** GOAL OF THE EXERCISE **
Your answer is one number, how many lines in the entries include "JSON".

** RECORD SET **
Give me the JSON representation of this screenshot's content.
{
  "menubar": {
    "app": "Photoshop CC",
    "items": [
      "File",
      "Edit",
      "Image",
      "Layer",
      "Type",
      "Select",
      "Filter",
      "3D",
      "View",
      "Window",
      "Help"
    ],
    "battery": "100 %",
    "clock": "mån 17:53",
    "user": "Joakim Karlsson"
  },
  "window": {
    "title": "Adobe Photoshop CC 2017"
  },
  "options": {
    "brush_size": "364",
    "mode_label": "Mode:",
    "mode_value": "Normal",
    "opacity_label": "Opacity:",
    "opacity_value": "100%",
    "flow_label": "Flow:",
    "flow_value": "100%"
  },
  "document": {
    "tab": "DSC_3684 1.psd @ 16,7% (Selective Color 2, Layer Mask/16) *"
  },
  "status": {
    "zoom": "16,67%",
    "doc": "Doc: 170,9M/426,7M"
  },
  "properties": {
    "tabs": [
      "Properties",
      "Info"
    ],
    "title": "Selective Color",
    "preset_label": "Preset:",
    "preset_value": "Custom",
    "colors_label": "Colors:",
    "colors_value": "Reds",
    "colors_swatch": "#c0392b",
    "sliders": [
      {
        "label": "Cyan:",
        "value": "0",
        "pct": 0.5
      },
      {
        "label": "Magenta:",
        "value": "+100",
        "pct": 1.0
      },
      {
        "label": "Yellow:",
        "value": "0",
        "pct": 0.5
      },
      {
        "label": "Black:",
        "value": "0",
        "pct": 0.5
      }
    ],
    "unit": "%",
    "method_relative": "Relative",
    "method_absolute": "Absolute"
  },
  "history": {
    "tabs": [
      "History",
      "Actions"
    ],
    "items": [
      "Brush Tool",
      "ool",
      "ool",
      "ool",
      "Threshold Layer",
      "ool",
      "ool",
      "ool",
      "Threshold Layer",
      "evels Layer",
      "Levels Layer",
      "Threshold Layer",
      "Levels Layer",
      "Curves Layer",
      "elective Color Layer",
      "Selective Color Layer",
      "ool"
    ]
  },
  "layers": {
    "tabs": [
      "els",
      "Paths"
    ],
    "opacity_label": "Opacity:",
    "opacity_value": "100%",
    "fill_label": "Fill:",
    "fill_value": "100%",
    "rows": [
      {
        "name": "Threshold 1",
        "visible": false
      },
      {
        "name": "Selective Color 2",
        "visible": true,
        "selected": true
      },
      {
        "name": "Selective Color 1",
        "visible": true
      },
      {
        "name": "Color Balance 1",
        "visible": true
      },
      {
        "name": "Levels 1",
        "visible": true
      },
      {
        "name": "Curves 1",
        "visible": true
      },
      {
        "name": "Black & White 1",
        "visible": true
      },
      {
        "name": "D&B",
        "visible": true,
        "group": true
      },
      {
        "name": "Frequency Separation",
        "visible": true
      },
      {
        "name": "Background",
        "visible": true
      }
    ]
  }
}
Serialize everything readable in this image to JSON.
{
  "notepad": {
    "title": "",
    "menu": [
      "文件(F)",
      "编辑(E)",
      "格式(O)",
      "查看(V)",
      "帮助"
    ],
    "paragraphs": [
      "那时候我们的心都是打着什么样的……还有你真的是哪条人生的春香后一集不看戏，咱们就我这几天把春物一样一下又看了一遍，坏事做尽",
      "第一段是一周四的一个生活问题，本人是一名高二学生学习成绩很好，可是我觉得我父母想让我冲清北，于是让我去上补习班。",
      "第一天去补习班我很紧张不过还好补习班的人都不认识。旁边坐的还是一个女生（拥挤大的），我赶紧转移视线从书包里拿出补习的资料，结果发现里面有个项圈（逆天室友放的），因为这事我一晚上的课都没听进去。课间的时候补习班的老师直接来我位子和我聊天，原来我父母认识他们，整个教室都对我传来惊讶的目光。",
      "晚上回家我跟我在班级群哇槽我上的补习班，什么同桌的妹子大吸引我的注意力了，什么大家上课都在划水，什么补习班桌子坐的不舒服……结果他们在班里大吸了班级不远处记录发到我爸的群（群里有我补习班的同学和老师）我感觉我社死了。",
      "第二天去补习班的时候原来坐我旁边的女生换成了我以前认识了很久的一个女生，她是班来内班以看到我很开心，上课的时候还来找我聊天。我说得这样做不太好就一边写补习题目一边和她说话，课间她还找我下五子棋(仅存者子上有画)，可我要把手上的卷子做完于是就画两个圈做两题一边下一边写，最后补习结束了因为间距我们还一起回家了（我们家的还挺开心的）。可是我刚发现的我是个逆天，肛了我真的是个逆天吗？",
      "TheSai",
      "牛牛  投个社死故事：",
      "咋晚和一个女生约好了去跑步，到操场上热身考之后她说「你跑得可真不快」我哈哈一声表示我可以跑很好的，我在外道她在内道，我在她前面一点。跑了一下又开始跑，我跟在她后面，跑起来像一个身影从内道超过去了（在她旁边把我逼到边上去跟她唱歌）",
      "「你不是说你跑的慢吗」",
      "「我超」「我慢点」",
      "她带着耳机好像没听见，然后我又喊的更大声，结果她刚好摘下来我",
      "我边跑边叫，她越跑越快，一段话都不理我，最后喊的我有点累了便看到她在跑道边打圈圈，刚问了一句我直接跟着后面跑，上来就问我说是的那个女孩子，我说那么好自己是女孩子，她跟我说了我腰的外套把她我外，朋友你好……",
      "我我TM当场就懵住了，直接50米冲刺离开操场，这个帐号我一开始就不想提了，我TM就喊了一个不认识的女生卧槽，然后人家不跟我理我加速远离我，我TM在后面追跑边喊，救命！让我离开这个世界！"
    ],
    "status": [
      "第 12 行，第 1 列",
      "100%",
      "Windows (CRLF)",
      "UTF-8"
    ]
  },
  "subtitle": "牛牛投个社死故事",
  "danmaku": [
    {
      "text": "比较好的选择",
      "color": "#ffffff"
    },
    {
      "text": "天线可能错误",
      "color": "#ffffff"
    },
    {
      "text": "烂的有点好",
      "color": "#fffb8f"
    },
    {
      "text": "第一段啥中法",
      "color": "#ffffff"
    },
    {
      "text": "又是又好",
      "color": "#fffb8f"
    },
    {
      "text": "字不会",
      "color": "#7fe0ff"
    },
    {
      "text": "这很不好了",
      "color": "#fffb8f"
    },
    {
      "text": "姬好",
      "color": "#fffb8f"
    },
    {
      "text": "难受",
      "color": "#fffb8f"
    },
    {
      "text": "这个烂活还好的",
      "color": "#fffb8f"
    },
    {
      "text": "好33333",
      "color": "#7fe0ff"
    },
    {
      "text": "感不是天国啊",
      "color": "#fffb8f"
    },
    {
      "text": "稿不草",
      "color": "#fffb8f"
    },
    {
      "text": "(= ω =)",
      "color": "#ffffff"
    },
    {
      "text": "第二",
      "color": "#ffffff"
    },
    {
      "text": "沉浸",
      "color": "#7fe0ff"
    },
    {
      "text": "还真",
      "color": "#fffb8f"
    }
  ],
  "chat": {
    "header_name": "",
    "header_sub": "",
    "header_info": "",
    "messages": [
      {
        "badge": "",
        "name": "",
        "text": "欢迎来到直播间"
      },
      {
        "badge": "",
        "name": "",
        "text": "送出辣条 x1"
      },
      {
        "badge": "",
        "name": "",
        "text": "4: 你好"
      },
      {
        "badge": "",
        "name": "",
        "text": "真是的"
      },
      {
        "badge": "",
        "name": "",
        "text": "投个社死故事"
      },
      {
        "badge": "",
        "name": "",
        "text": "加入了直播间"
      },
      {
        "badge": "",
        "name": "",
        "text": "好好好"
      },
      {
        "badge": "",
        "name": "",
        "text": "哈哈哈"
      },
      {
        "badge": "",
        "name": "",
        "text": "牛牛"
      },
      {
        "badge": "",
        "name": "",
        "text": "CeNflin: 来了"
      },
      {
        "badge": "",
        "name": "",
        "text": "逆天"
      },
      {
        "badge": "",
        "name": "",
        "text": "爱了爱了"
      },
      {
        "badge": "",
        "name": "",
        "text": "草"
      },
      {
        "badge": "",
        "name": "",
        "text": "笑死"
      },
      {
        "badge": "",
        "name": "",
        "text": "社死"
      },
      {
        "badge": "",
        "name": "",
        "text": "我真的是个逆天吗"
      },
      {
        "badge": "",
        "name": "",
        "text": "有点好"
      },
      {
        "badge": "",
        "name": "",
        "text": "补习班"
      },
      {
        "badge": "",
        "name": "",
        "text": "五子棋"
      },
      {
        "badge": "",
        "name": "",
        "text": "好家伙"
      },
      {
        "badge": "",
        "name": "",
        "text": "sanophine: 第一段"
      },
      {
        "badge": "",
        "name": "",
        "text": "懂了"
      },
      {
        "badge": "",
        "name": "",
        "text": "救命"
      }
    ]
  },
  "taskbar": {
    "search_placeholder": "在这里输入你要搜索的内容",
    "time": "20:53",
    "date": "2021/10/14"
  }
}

** ANSWER SPACE **
2